Paul is all we need around here as math instructor, which takes a load off this Momma's mind. So far I can still help Peter as needed, who is finishing up 7th grade Teaching Textbooks this summer. When I'm not available, Paul is always willing. I had a year of calculus in college but of course I don't remember a thing, so going forward, I either relearn with Peter or allow Paul to be tutor. Thankfully, he enjoys teaching.
Some Thoughts On Teaching Learning-Disabled, Or Learning-Difference Students
All four of my children have dyslexia to varying degrees, with Paul's case being very mild, and the girls having the most difficulty with reading. Peter and Mary both have dyscalculia also, and Peter has dysgraphia--all explained below.
Thankfully, the Teaching Textbook curriculum format allows Peter to be fairly independent, regardless. Hints are given as an option, and students can do the problems over once (though not on quizzes). If they're really stumped, they can have the answer explained for them, but Peter is diligent to try again before seeing answers. I have a hunch his OCD won't let him look at the solutions unless he's desperate. All this makes math time consuming and causes congestion at our only PC, but we hope to get that remedied next semester.
Today Peter told me math is comparatively easy when he isn't plagued by his OCD rituals during the lesson. That said, it still took him an hour and forty-five minutes to do 26 problems, due to the dyscalculia, which encompasses everything from difficulty with computation and fact recall, to difficulty writing out the problems neatly enough to follow one's own work. Careless mistakes are so commonplace that correct answers are rarely achieved the first time while doing the multi-step problems characteristic of 7th grade and higher math.
Long-term memory issues also play a part, in that these students have difficulty remembering random facts not associated with a narrative or a visual, such as math facts, days of the week, and months of the year. Dyscalculics may always have to recite a rhyme to decide what the fifth month of the year is, for example. It may not become automatic. While the presence of the learning disability makes automaticity difficult to achieve, the more years that pass, the more likely they'll know it as well as the rest of us, except during stressful moments.
Disabilities require patience most of all, and the belief that we are fearfully and wonderfully made by a glorious God who does not make mistakes. If you're teaching learning-different students, remember to spend plenty of time on their strengths. Very successful dyslexics--and there are many--testify that their success did not arise because someone spent numerous hours and years remediating their weaknesses in reading, spelling, math and penmanship. Rather, they said it was honing in on their unique strengths that made the difference for their futures. They grasp things the rest of us miss, and in that context they are enabled, not disabled.
A good secretary will solve a lot of issues--or good technology, for that matter.
It's common for dyslexics to also have either one or both of: dyscalculia and dysgraphia.

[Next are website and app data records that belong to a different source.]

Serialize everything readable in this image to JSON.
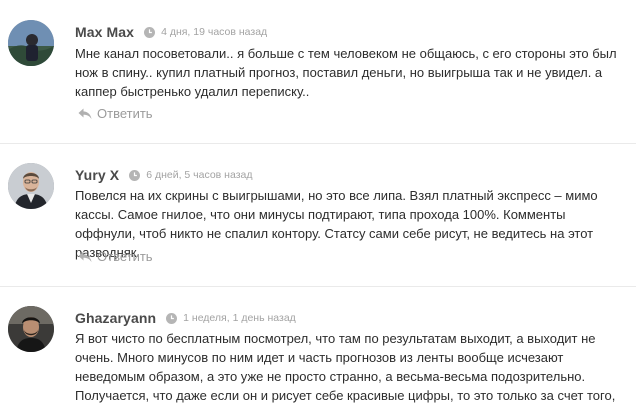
{
  "comments": [
    {
      "author": "Max Max",
      "time": "4 дня, 19 часов назад",
      "text": "Мне канал посоветовали.. я больше с тем человеком не общаюсь, с его стороны это был нож в спину.. купил платный прогноз, поставил деньги, но выигрыша так и не увидел. а каппер быстренько удалил переписку..",
      "reply_label": "Ответить",
      "avatar_icon": "avatar-photo"
    },
    {
      "author": "Yury X",
      "time": "6 дней, 5 часов назад",
      "text": "Повелся на их скрины с выигрышами, но это все липа. Взял платный экспресс – мимо кассы. Самое гнилое, что они минусы подтирают, типа прохода 100%. Комменты оффнули, чтоб никто не спалил контору. Статсу сами себе рисут, не ведитесь на этот разводняк.",
      "reply_label": "Ответить",
      "avatar_icon": "avatar-photo"
    },
    {
      "author": "Ghazaryann",
      "time": "1 неделя, 1 день назад",
      "text": "Я вот чисто по бесплатным посмотрел, что там по результатам выходит, а выходит не очень. Много минусов по ним идет и часть прогнозов из ленты вообще исчезают неведомым образом, а это уже не просто странно, а весьма-весьма подозрительно. Получается, что даже если он и рисует себе красивые цифры, то это только за счет того, что часть ставок вообще не входит в эти все подсчеты.",
      "reply_label": "",
      "avatar_icon": "avatar-photo"
    }
  ],
  "icons": {
    "time": "clock-icon",
    "reply": "reply-arrow-icon"
  },
  "colors": {
    "author": "#4a4a4a",
    "meta": "#a3a3a3",
    "body_text": "#2d2d2d",
    "reply": "#9b9b9b",
    "divider": "#eaeaea"
  }
}
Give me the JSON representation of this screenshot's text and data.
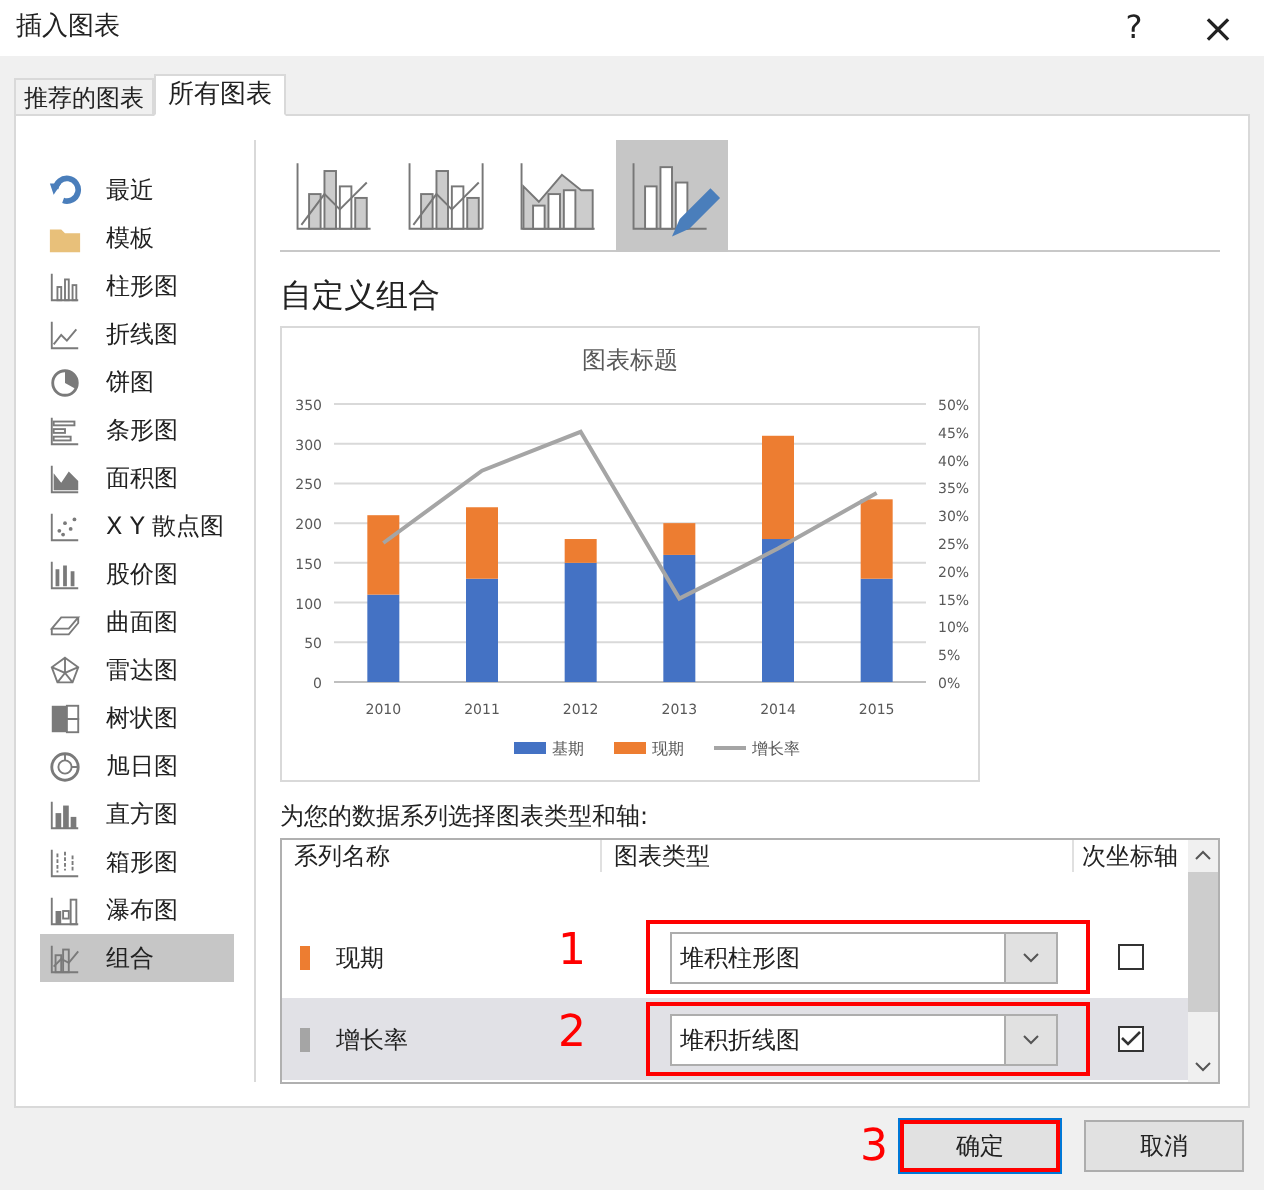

Dysgraphia is difficulty with organizing thoughts on paper, and difficulty with spelling and handwriting.
These conditions all make for a challenging homeschool life, in which God makes it abundantly clear that He is in control, not us.
I have my 2014-15 portfolio review this Friday, and following that I will get to the girls' curriculum post. Have a nice weekend, friends! I hope your back-to-school preparations are going smoothly.